What is needed is every line of the data that includes the word "target". Please copy each one.

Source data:

+++++

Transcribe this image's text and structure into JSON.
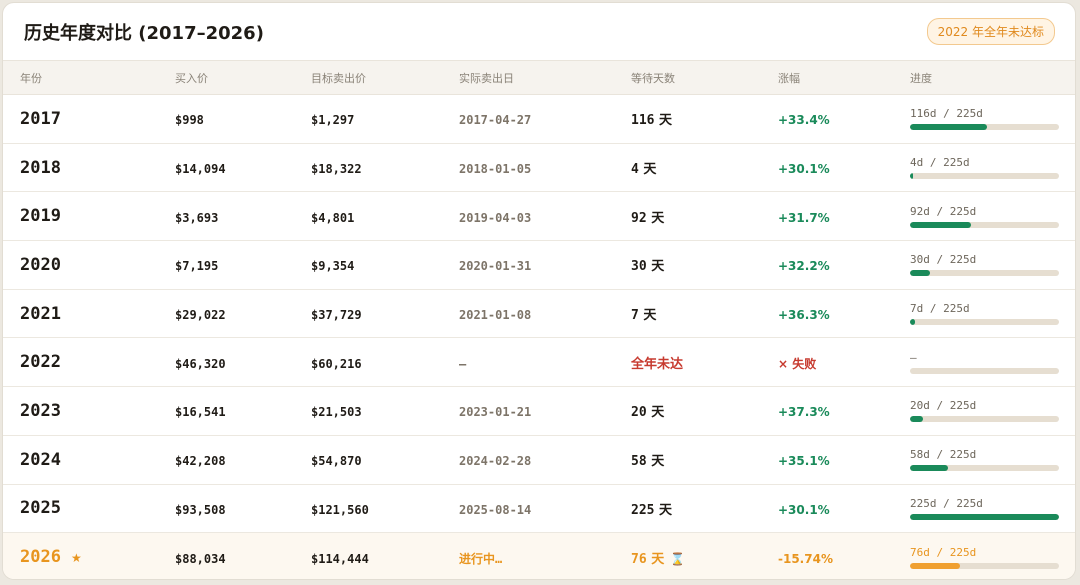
{
  "header": {
    "title": "历史年度对比 (2017–2026)",
    "badge": "2022 年全年未达标"
  },
  "columns": [
    "年份",
    "买入价",
    "目标卖出价",
    "实际卖出日",
    "等待天数",
    "涨幅",
    "进度"
  ],
  "rows": [
    {
      "year": "2017",
      "buy": "$998",
      "target": "$1,297",
      "sold": "2017-04-27",
      "days": "116",
      "unit": "天",
      "gain": "+33.4%",
      "progress_label": "116d / 225d",
      "progress": 0.516
    },
    {
      "year": "2018",
      "buy": "$14,094",
      "target": "$18,322",
      "sold": "2018-01-05",
      "days": "4",
      "unit": "天",
      "gain": "+30.1%",
      "progress_label": "4d / 225d",
      "progress": 0.018
    },
    {
      "year": "2019",
      "buy": "$3,693",
      "target": "$4,801",
      "sold": "2019-04-03",
      "days": "92",
      "unit": "天",
      "gain": "+31.7%",
      "progress_label": "92d / 225d",
      "progress": 0.409
    },
    {
      "year": "2020",
      "buy": "$7,195",
      "target": "$9,354",
      "sold": "2020-01-31",
      "days": "30",
      "unit": "天",
      "gain": "+32.2%",
      "progress_label": "30d / 225d",
      "progress": 0.133
    },
    {
      "year": "2021",
      "buy": "$29,022",
      "target": "$37,729",
      "sold": "2021-01-08",
      "days": "7",
      "unit": "天",
      "gain": "+36.3%",
      "progress_label": "7d / 225d",
      "progress": 0.031
    },
    {
      "year": "2022",
      "buy": "$46,320",
      "target": "$60,216",
      "sold": "—",
      "days_text": "全年未达",
      "gain_fail": "× 失败",
      "progress_label": "—",
      "progress": 0
    },
    {
      "year": "2023",
      "buy": "$16,541",
      "target": "$21,503",
      "sold": "2023-01-21",
      "days": "20",
      "unit": "天",
      "gain": "+37.3%",
      "progress_label": "20d / 225d",
      "progress": 0.089
    },
    {
      "year": "2024",
      "buy": "$42,208",
      "target": "$54,870",
      "sold": "2024-02-28",
      "days": "58",
      "unit": "天",
      "gain": "+35.1%",
      "progress_label": "58d / 225d",
      "progress": 0.258
    },
    {
      "year": "2025",
      "buy": "$93,508",
      "target": "$121,560",
      "sold": "2025-08-14",
      "days": "225",
      "unit": "天",
      "gain": "+30.1%",
      "progress_label": "225d / 225d",
      "progress": 1.0
    },
    {
      "year": "2026",
      "star": "★",
      "buy": "$88,034",
      "target": "$114,444",
      "sold": "进行中…",
      "days": "76",
      "unit": "天",
      "hourglass": "⌛",
      "gain": "-15.74%",
      "progress_label": "76d / 225d",
      "progress": 0.338
    }
  ],
  "colors": {
    "accent": "#e8951f",
    "positive": "#1a8a5a",
    "negative": "#c73a2f"
  }
}
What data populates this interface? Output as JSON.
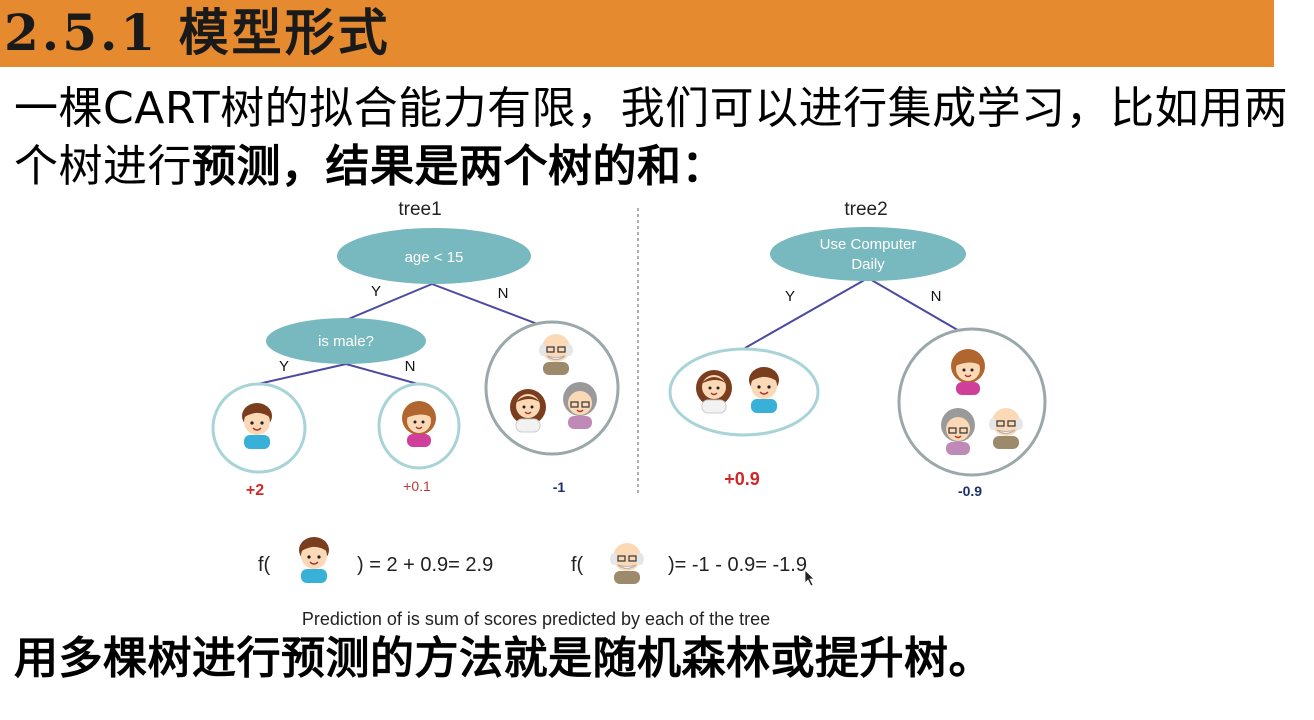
{
  "slide": {
    "title": "2.5.1 模型形式",
    "intro_part1": "一棵CART树的拟合能力有限，我们可以进行集成学习，比如用两个树进行",
    "intro_part2": "预测，结果是两个树的和：",
    "conclusion": "用多棵树进行预测的方法就是随机森林或提升树。"
  },
  "figure": {
    "tree1": {
      "label": "tree1",
      "root": "age < 15",
      "child": "is male?",
      "edge_y1": "Y",
      "edge_n1": "N",
      "edge_y2": "Y",
      "edge_n2": "N",
      "score_boy": "+2",
      "score_girl": "+0.1",
      "score_elders": "-1"
    },
    "tree2": {
      "label": "tree2",
      "root_line1": "Use Computer",
      "root_line2": "Daily",
      "edge_y": "Y",
      "edge_n": "N",
      "score_kids": "+0.9",
      "score_others": "-0.9"
    },
    "formula1_prefix": "f(",
    "formula1_rest": ") = 2 + 0.9= 2.9",
    "formula2_prefix": "f(",
    "formula2_rest": ")= -1 - 0.9= -1.9",
    "caption": "Prediction of is sum of scores predicted by each of the tree"
  },
  "colors": {
    "title_bar": "#e58a2e",
    "node_fill": "#78b8bf",
    "edge": "#4b4aa0",
    "circle_stroke": "#a8d4d8",
    "positive_score": "#d02828",
    "negative_score": "#1c2f6b"
  }
}
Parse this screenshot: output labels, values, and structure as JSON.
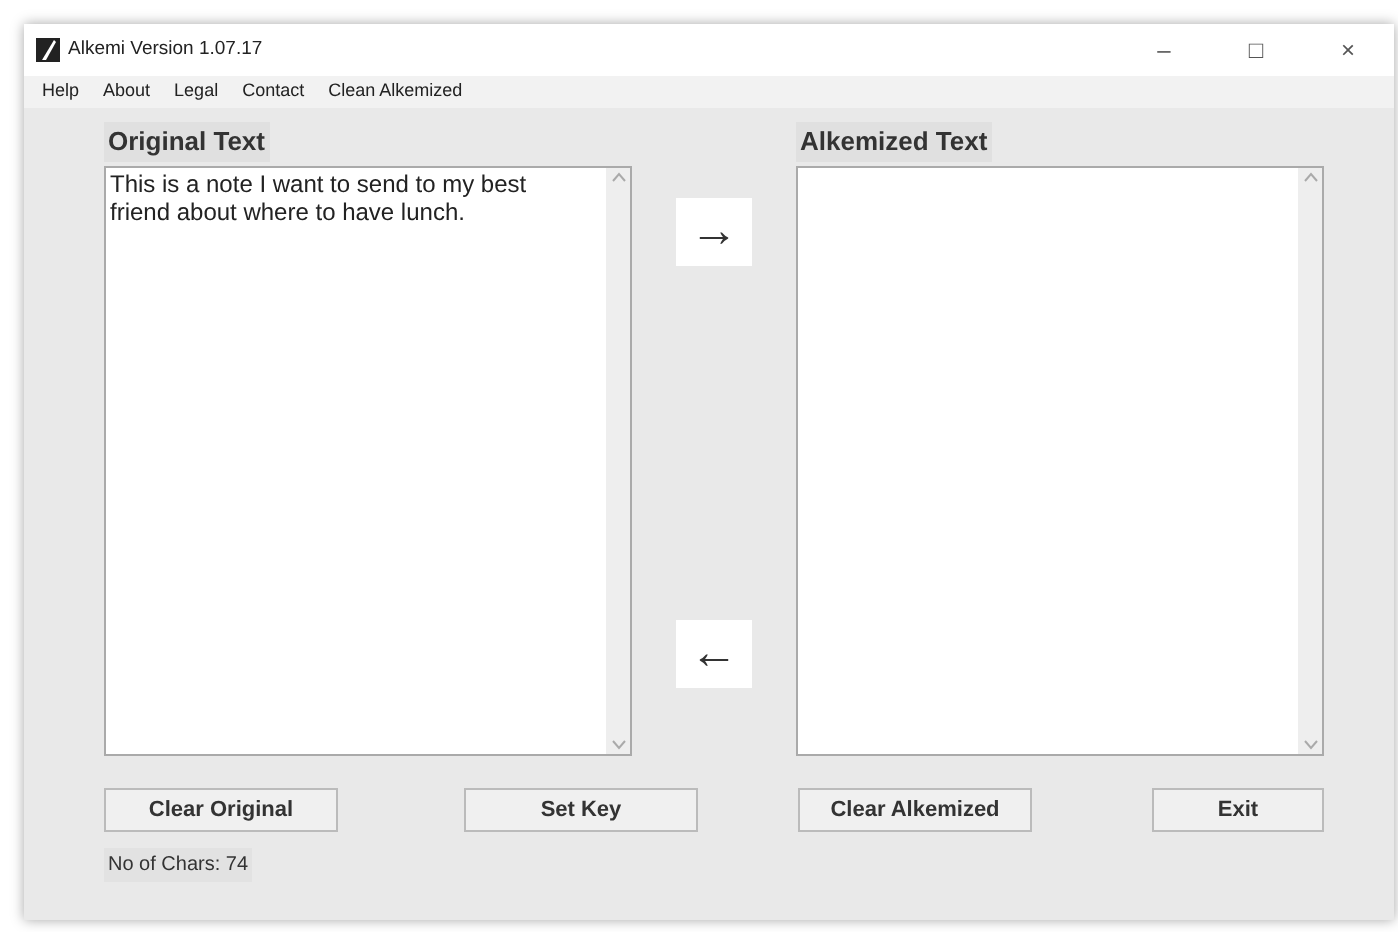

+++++

Response for this exercise
      "target": "$1,297",
      "target": "$18,322",
      "target": "$4,801",
      "target": "$9,354",
      "target": "$37,729",
      "target": "$60,216",
      "target": "$21,503",
      "target": "$54,870",
      "target": "$121,560",
      "target": "$114,444",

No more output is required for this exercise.